What is required :: Taking the listing below line by line, tally those that contain the string "value". Give the total alone.

============

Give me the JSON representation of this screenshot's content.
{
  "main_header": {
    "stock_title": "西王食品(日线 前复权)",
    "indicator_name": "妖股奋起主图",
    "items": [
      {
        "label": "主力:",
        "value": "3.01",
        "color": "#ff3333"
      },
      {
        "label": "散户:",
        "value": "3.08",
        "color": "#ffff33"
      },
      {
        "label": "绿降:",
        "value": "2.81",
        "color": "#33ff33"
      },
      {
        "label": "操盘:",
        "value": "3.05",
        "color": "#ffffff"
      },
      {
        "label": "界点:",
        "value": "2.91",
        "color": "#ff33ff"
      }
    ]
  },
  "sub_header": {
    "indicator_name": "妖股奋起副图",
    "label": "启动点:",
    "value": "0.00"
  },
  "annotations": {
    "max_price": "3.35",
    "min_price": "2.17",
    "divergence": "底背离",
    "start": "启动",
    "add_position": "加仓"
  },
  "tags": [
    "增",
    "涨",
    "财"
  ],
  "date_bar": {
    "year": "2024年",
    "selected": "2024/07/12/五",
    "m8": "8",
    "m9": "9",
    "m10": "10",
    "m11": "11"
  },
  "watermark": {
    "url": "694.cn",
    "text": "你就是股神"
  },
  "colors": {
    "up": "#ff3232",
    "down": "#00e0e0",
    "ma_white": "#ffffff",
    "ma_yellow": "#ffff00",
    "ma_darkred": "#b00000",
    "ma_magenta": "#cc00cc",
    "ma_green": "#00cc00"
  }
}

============

Response to the task :: 6